Can skinny jeans damage your health?
Skinny jeans could be causing nerve damage to its fashionable owners, according to new research.
Squatting for extended periods of time in the tight fitting jeans can cause damage to both the muscles and nerve fibres in the leg.
The findings were revealed in a case study of a 35 year old woman.
She spent several hours squatting to empty cupboards in skinny jeans while helping a relative to move house.
After noticing pain in her legs, she collapsed when she got home and was unable to move for several hours.
The woman was forced to spend 4 days in hospital to recover and to find out what had caused her temporary paralysis.
The women in the case study, published in the Journal of Neurology, Neurosurgery and Psychiatry, said she felt the jeans were getting ‘increasingly tight and uncomfortable’ throughout the day.
When she returned home, she started to feel numbness in her feet and had problems walking. She tripped and was unable to get up again for a number of hours.
Doctors cut off the jeans as her calves had swollen so much they were unable to remove them any other way. She had no feeling in her lower legs and could not move her ankles or toes.
After examining the woman, the doctors discovered damaged muscles and nerve fibres.
She had developed something called compartment syndrome, where muscles swell because of a lack of blood. The swelling compresses nearby nerves.
The doctors put the damage down to extended periods of squatting, which was made worse by her tight jeans.
Doctors said they had not seen skinny jean related injuries like this before, though had recorded lesions of the thigh caused by the tight trousers.
Associate Professor Thomas Edmund Kimber of the University of Adelaide said it shows neurological complications can occur by wearing tight jeans.
Priya Dasoju, professional adviser at the Chartered Society of Physiotherapy, added that the woman was unfortunate and the case an extreme one.

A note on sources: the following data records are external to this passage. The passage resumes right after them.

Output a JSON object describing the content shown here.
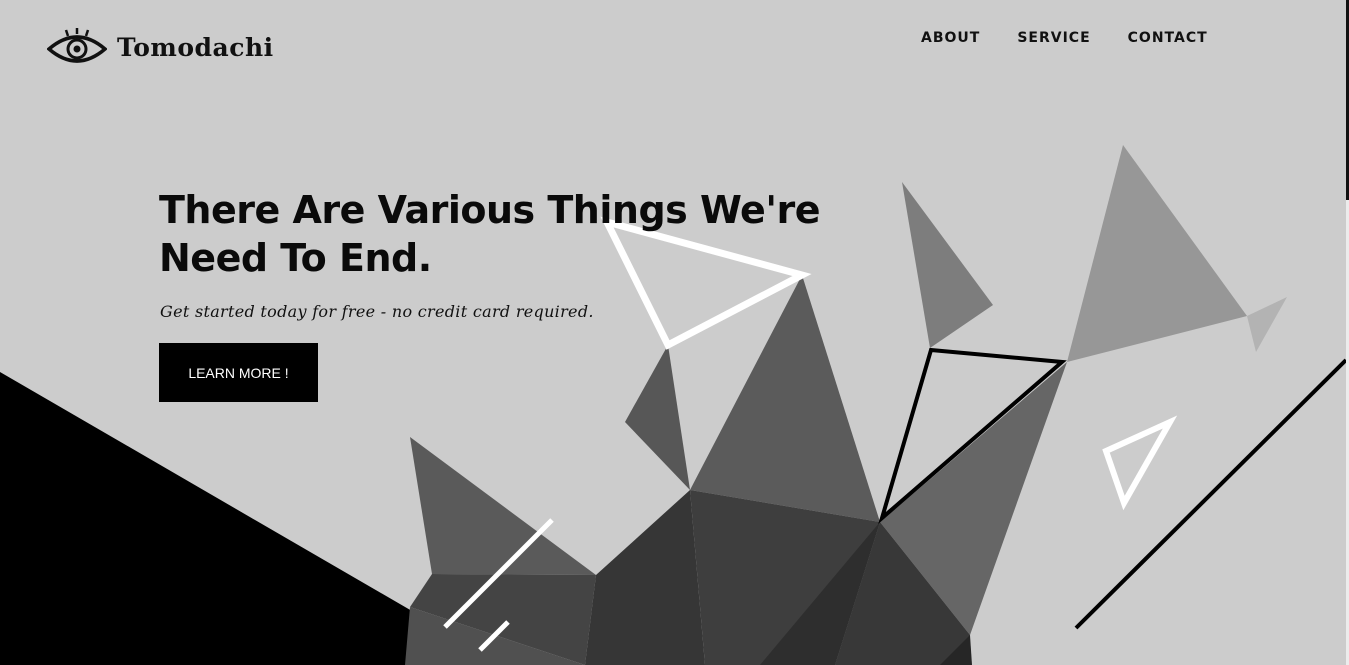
{
  "brand": {
    "name": "Tomodachi",
    "logo_icon": "eye-icon"
  },
  "nav": {
    "items": [
      {
        "label": "ABOUT"
      },
      {
        "label": "SERVICE"
      },
      {
        "label": "CONTACT"
      }
    ]
  },
  "hero": {
    "title_line1": "There Are Various Things We're",
    "title_line2": "Need To End.",
    "subtitle": "Get started today for free - no credit card required.",
    "cta_label": "LEARN MORE !"
  },
  "colors": {
    "background": "#cccccc",
    "text": "#111111",
    "button_bg": "#000000",
    "button_text": "#ffffff"
  }
}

However, she warned that if you do decide to wear skinny jeans you should avoid remaining in one position for too long.